__What you need to do__:
What the response needs is every record, repeated verbatim, and no images.

Interface dataset entries
==========

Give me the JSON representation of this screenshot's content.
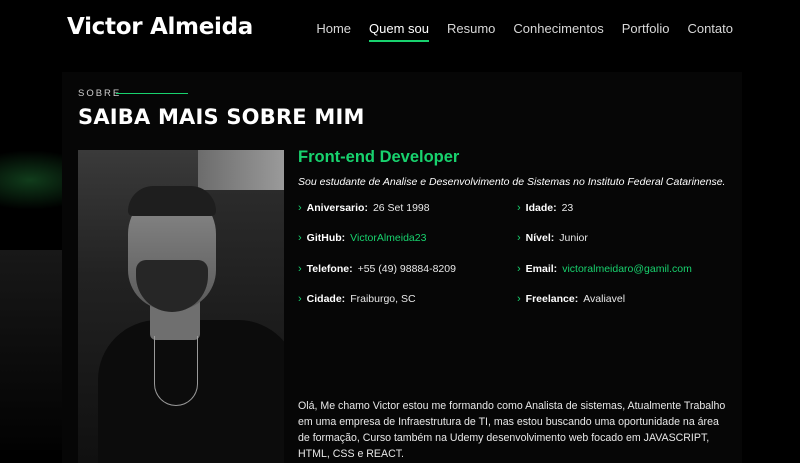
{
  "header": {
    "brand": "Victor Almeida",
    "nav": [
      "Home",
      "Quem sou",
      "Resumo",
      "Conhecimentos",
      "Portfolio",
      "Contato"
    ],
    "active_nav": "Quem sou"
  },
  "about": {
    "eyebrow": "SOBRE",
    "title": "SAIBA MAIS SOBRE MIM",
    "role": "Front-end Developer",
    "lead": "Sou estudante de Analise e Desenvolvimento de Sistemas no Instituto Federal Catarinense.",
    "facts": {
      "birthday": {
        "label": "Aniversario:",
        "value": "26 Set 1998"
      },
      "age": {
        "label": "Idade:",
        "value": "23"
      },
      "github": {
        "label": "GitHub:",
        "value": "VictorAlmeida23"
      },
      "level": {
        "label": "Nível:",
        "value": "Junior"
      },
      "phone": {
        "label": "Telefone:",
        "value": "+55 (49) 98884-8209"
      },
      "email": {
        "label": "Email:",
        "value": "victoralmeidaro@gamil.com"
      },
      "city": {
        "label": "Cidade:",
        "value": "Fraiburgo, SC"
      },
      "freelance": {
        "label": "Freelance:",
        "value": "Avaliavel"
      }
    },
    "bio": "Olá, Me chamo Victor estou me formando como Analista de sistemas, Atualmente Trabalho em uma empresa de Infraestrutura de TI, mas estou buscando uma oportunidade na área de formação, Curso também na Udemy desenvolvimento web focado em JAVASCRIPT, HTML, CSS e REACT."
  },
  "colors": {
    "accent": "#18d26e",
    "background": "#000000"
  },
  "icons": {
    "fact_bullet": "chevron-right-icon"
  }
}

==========

__Output of the exercise__:
Give me the JSON representation of this screenshot's content.
{
  "header": {
    "brand": "Victor Almeida",
    "nav": [
      "Home",
      "Quem sou",
      "Resumo",
      "Conhecimentos",
      "Portfolio",
      "Contato"
    ],
    "active_nav": "Quem sou"
  },
  "about": {
    "eyebrow": "SOBRE",
    "title": "SAIBA MAIS SOBRE MIM",
    "role": "Front-end Developer",
    "lead": "Sou estudante de Analise e Desenvolvimento de Sistemas no Instituto Federal Catarinense.",
    "facts": {
      "birthday": {
        "label": "Aniversario:",
        "value": "26 Set 1998"
      },
      "age": {
        "label": "Idade:",
        "value": "23"
      },
      "github": {
        "label": "GitHub:",
        "value": "VictorAlmeida23"
      },
      "level": {
        "label": "Nível:",
        "value": "Junior"
      },
      "phone": {
        "label": "Telefone:",
        "value": "+55 (49) 98884-8209"
      },
      "email": {
        "label": "Email:",
        "value": "victoralmeidaro@gamil.com"
      },
      "city": {
        "label": "Cidade:",
        "value": "Fraiburgo, SC"
      },
      "freelance": {
        "label": "Freelance:",
        "value": "Avaliavel"
      }
    },
    "bio": "Olá, Me chamo Victor estou me formando como Analista de sistemas, Atualmente Trabalho em uma empresa de Infraestrutura de TI, mas estou buscando uma oportunidade na área de formação, Curso também na Udemy desenvolvimento web focado em JAVASCRIPT, HTML, CSS e REACT."
  },
  "colors": {
    "accent": "#18d26e",
    "background": "#000000"
  },
  "icons": {
    "fact_bullet": "chevron-right-icon"
  }
}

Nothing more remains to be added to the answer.